A three-ring binder from my childhood years is a time capsule of newspaper clippings, photocopies, traced drawings, magazine photos, TV listings, and the nerd I was back then.
The second assistant director kept the set running on seasons two and three.
The diorama is detailed, accurate and you can pick one up fairly cheaply, and it represents both William Shatner’s professionalism and a sad time in his life.
The episode is widely disliked, so you probably haven’t seen it in a while. I encourage you to watch it again. It’s not hippies and bouncy songs. It’s a mass murderer and his enthralled gang.
Walter Koenig, I need you. Please come back to Toronto. Also, did you know Canadians got to see Star Trek before the Americans?
This is a so-bad-it’s-good must-watch movie, and it tells you a lot about William Shatner’s post-Trek career.
This is the best Star Trek poster I have ever seen. It’s big, it’s quirky, it’s a good likeness and you were supposed to cut them up, so that’s cool. Mine is also signed by Leonard Nimoy and William Shatner.
The Inside Star Trek newsletter is an invaluable source for Star Trek’s early voices. Issue 1 detailed William Shatner’s busy schedule, told us about searching through studio garbage and shared a made-up story about the Vulcan IDIC medallion.
I have 13 William Shatner autographs. Eight of those I got in person. Three of those are extra special. This is the story of those three.
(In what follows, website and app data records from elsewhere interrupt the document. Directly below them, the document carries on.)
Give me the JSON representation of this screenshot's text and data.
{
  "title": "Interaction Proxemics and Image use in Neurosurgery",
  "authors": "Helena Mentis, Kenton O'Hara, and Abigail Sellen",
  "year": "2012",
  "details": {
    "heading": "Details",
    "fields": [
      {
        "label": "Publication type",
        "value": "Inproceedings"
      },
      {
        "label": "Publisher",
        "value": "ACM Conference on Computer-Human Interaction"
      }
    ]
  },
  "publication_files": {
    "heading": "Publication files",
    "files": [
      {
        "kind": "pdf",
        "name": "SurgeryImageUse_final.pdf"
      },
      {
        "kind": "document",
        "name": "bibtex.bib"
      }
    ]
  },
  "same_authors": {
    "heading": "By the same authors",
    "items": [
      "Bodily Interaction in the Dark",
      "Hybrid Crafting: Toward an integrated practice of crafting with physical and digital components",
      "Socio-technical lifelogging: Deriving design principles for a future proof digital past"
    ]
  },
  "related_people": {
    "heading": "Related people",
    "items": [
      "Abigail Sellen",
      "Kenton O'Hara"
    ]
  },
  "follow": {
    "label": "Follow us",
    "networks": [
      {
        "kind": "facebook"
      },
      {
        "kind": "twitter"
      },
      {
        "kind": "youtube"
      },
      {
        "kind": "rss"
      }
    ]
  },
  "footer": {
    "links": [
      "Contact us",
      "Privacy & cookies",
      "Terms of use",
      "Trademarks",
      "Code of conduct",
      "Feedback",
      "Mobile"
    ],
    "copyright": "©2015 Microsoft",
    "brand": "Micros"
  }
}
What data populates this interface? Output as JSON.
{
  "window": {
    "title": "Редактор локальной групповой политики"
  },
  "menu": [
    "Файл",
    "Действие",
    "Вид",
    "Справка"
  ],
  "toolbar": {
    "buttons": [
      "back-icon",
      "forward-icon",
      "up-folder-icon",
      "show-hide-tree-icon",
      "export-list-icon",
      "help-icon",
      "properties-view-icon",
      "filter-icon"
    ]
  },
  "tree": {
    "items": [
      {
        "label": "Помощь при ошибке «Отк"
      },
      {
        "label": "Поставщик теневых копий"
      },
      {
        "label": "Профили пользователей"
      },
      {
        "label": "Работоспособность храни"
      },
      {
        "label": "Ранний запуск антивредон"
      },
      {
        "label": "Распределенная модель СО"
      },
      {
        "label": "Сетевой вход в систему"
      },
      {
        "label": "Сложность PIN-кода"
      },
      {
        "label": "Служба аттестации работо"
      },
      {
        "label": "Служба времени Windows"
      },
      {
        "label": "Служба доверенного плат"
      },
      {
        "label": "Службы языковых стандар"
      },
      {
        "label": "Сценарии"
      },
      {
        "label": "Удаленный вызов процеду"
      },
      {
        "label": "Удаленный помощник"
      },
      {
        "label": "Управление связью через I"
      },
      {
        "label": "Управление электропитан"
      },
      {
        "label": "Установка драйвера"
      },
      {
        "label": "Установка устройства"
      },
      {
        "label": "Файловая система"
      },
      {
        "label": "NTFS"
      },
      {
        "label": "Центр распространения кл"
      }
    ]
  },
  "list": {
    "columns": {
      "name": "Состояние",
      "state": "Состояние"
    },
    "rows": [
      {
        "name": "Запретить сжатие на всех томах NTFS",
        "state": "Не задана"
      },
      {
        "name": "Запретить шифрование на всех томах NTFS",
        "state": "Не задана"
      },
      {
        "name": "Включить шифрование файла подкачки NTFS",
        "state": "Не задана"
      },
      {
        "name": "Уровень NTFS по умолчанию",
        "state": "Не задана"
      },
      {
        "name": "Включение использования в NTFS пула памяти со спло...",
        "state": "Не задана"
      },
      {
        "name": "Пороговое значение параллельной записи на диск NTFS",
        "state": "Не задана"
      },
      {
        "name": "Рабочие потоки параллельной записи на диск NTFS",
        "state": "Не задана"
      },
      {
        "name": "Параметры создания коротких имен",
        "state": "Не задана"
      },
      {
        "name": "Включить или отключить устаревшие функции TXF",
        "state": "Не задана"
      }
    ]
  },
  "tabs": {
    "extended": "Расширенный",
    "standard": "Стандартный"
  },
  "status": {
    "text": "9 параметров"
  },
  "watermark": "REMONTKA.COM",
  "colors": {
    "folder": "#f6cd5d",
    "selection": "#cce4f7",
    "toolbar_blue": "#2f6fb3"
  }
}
Leonard Nimoy used his celebrity to encourage others to quit smoking. He signed this American Cancer Society poster for me in 2006. And then, weirdly, Shatner signed it too.